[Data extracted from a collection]
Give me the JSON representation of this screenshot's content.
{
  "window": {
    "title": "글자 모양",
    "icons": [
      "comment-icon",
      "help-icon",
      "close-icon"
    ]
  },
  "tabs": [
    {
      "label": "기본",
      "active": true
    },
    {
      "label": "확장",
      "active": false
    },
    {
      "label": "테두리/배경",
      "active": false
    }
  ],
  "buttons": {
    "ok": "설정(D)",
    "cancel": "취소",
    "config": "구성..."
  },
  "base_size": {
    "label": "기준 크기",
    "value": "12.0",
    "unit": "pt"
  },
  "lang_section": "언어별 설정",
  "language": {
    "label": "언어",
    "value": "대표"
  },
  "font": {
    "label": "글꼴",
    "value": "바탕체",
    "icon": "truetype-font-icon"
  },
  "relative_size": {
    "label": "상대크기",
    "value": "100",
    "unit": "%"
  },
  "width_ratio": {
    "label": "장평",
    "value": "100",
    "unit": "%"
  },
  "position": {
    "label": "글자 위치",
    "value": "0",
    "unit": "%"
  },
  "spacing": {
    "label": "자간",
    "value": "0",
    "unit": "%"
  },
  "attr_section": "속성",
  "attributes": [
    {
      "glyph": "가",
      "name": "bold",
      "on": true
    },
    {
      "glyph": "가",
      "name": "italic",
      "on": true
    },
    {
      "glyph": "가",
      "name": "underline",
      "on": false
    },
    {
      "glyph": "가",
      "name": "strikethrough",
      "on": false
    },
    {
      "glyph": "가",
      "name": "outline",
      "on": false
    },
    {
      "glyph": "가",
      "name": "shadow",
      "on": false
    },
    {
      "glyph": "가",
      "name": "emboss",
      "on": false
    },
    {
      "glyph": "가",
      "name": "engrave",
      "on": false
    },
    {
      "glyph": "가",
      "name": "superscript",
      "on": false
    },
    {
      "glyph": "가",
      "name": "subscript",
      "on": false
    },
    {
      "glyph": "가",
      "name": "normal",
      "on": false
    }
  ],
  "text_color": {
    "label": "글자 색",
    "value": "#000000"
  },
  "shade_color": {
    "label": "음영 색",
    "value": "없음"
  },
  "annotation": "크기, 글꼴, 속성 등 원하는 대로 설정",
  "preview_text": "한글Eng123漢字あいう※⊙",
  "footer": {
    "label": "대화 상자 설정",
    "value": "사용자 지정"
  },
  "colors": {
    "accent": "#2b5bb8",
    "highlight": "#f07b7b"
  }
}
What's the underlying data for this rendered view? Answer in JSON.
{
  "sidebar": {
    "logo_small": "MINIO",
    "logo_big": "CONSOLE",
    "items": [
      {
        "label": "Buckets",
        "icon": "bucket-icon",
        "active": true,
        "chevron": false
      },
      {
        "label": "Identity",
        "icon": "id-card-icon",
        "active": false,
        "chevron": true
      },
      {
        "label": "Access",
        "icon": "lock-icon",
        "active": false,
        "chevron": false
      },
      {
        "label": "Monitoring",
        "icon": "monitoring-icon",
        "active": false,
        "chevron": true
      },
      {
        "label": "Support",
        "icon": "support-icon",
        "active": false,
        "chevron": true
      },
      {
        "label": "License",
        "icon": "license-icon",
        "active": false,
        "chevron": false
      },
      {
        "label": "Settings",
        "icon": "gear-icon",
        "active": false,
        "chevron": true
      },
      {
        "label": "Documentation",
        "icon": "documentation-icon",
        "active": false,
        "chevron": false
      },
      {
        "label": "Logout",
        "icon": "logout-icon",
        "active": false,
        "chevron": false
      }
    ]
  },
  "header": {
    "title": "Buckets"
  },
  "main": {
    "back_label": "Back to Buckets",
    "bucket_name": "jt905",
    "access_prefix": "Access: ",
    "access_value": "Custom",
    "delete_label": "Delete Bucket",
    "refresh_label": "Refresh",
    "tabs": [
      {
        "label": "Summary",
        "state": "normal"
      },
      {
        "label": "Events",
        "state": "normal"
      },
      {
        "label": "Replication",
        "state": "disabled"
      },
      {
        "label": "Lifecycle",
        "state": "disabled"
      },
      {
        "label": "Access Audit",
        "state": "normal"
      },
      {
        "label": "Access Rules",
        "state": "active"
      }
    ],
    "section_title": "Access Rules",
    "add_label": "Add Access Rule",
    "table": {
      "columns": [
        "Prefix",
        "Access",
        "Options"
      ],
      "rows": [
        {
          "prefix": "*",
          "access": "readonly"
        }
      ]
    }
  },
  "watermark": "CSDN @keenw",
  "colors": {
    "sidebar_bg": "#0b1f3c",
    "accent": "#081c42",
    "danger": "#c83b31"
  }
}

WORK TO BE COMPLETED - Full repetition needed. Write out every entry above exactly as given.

ANSWER SECTION -
Give me the JSON representation of this screenshot's content.
{
  "window": {
    "title": "글자 모양",
    "icons": [
      "comment-icon",
      "help-icon",
      "close-icon"
    ]
  },
  "tabs": [
    {
      "label": "기본",
      "active": true
    },
    {
      "label": "확장",
      "active": false
    },
    {
      "label": "테두리/배경",
      "active": false
    }
  ],
  "buttons": {
    "ok": "설정(D)",
    "cancel": "취소",
    "config": "구성..."
  },
  "base_size": {
    "label": "기준 크기",
    "value": "12.0",
    "unit": "pt"
  },
  "lang_section": "언어별 설정",
  "language": {
    "label": "언어",
    "value": "대표"
  },
  "font": {
    "label": "글꼴",
    "value": "바탕체",
    "icon": "truetype-font-icon"
  },
  "relative_size": {
    "label": "상대크기",
    "value": "100",
    "unit": "%"
  },
  "width_ratio": {
    "label": "장평",
    "value": "100",
    "unit": "%"
  },
  "position": {
    "label": "글자 위치",
    "value": "0",
    "unit": "%"
  },
  "spacing": {
    "label": "자간",
    "value": "0",
    "unit": "%"
  },
  "attr_section": "속성",
  "attributes": [
    {
      "glyph": "가",
      "name": "bold",
      "on": true
    },
    {
      "glyph": "가",
      "name": "italic",
      "on": true
    },
    {
      "glyph": "가",
      "name": "underline",
      "on": false
    },
    {
      "glyph": "가",
      "name": "strikethrough",
      "on": false
    },
    {
      "glyph": "가",
      "name": "outline",
      "on": false
    },
    {
      "glyph": "가",
      "name": "shadow",
      "on": false
    },
    {
      "glyph": "가",
      "name": "emboss",
      "on": false
    },
    {
      "glyph": "가",
      "name": "engrave",
      "on": false
    },
    {
      "glyph": "가",
      "name": "superscript",
      "on": false
    },
    {
      "glyph": "가",
      "name": "subscript",
      "on": false
    },
    {
      "glyph": "가",
      "name": "normal",
      "on": false
    }
  ],
  "text_color": {
    "label": "글자 색",
    "value": "#000000"
  },
  "shade_color": {
    "label": "음영 색",
    "value": "없음"
  },
  "annotation": "크기, 글꼴, 속성 등 원하는 대로 설정",
  "preview_text": "한글Eng123漢字あいう※⊙",
  "footer": {
    "label": "대화 상자 설정",
    "value": "사용자 지정"
  },
  "colors": {
    "accent": "#2b5bb8",
    "highlight": "#f07b7b"
  }
}
What's the underlying data for this rendered view? Answer in JSON.
{
  "sidebar": {
    "logo_small": "MINIO",
    "logo_big": "CONSOLE",
    "items": [
      {
        "label": "Buckets",
        "icon": "bucket-icon",
        "active": true,
        "chevron": false
      },
      {
        "label": "Identity",
        "icon": "id-card-icon",
        "active": false,
        "chevron": true
      },
      {
        "label": "Access",
        "icon": "lock-icon",
        "active": false,
        "chevron": false
      },
      {
        "label": "Monitoring",
        "icon": "monitoring-icon",
        "active": false,
        "chevron": true
      },
      {
        "label": "Support",
        "icon": "support-icon",
        "active": false,
        "chevron": true
      },
      {
        "label": "License",
        "icon": "license-icon",
        "active": false,
        "chevron": false
      },
      {
        "label": "Settings",
        "icon": "gear-icon",
        "active": false,
        "chevron": true
      },
      {
        "label": "Documentation",
        "icon": "documentation-icon",
        "active": false,
        "chevron": false
      },
      {
        "label": "Logout",
        "icon": "logout-icon",
        "active": false,
        "chevron": false
      }
    ]
  },
  "header": {
    "title": "Buckets"
  },
  "main": {
    "back_label": "Back to Buckets",
    "bucket_name": "jt905",
    "access_prefix": "Access: ",
    "access_value": "Custom",
    "delete_label": "Delete Bucket",
    "refresh_label": "Refresh",
    "tabs": [
      {
        "label": "Summary",
        "state": "normal"
      },
      {
        "label": "Events",
        "state": "normal"
      },
      {
        "label": "Replication",
        "state": "disabled"
      },
      {
        "label": "Lifecycle",
        "state": "disabled"
      },
      {
        "label": "Access Audit",
        "state": "normal"
      },
      {
        "label": "Access Rules",
        "state": "active"
      }
    ],
    "section_title": "Access Rules",
    "add_label": "Add Access Rule",
    "table": {
      "columns": [
        "Prefix",
        "Access",
        "Options"
      ],
      "rows": [
        {
          "prefix": "*",
          "access": "readonly"
        }
      ]
    }
  },
  "watermark": "CSDN @keenw",
  "colors": {
    "sidebar_bg": "#0b1f3c",
    "accent": "#081c42",
    "danger": "#c83b31"
  }
}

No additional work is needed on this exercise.